According to the Health Secretary Francisco Duque III, a full immunization drive that began last week in the worst hit capital, Manila and four other provinces would contain the spread of infection by April. "No ifs, no buts, no conditions, you just have to bring your children and trust that the vaccines ... will save your children. That's the absolute answer to this outbreak," he told the Associated Press by phone.
‘Measles is a highly contagious infectious disease caused by the measles virus. Symptoms include fever, cough, cold, conjunctivitis (red eyes) and rashes.’
In metropolitan Manila where 12 million people live, the measles infections shooted up to 1000 percent in January compared to last year, said health officials. In a TV address, the President, Rodrigo Duterte warned of severe complications and urged parents to immunize their children.
Fear of vaccinations in the Philippines crept in 2107 due to an anti-dengue vaccine manufactured by a French drugmaker Sanofi which lead to the death of at least three children in the country. A government information drive is helping restore public trust in the government's vaccination program.
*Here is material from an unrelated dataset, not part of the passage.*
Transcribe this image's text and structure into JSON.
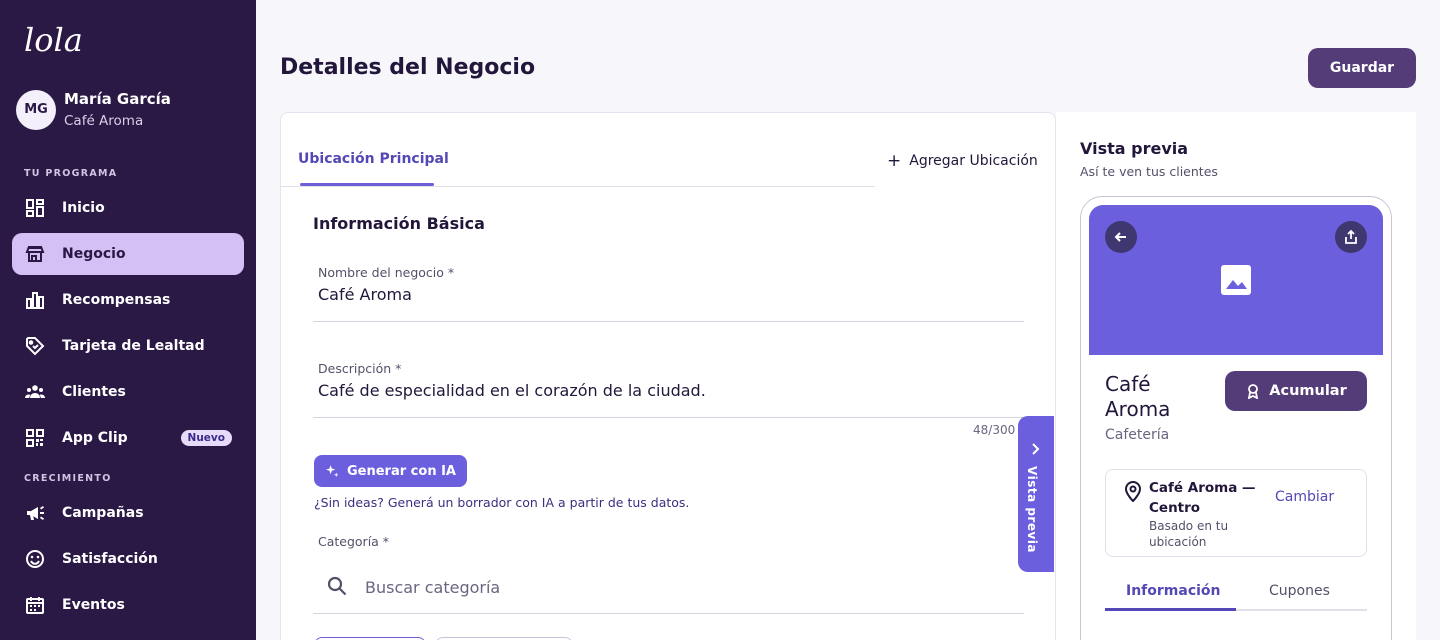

"It seems the faith has come back," Duque said that people's trust on government's immunization drive has returned citing the vaccination of about 130,000 of 450,000 people targeted for anti-measles shots in Manila in just a week.